March 18, 2010

As I often do with Scot McKnight’s blog posts, I will be closely following one of his current threads pertaining to evolution and its relationship to the Christian faith.

This question is very close to my heart at the moment, as I have run up against it a number of times over the last few years. Personally, I have become convinced that the cosmos is as old as our scientists tell us it is. And I see consistently logical reasons to believe what paleontologists and geologists and astronomers have been telling us about the age of the earth and about the gradual development of our species over hundreds of thousands of years. But as a Bible-believing Christian, I have some wrestling to do with the creation account of Genesis 1-3 (really even through chapter 11). How can I decide that these chapters are not to be taken as historical (even if some of the biblical writers may have thought it was, given their historical context) and yet accept Paul’s discussion in Romans 5 of the fall of Adam and our fate as his descendants? How would it affect my understanding of the accomplishment of the Second Adam, Christ, on my behalf?

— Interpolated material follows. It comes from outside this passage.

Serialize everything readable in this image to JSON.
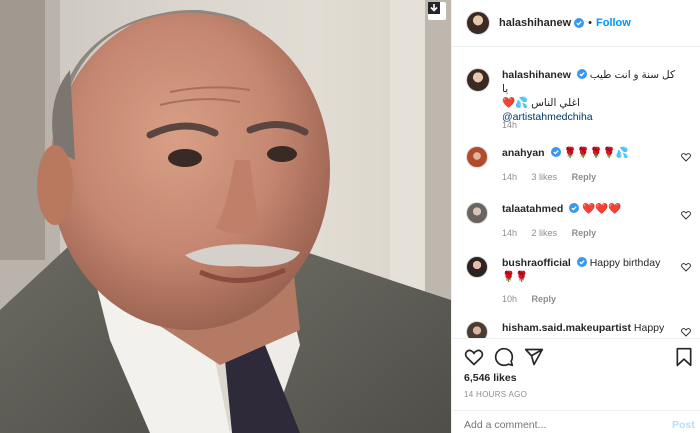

I have plenty to write about this, but right now I’ve got to go corral a classroom full of teenagers (most of whom have criminal records), so maybe watch this space and pitch in your thoughts when you have time.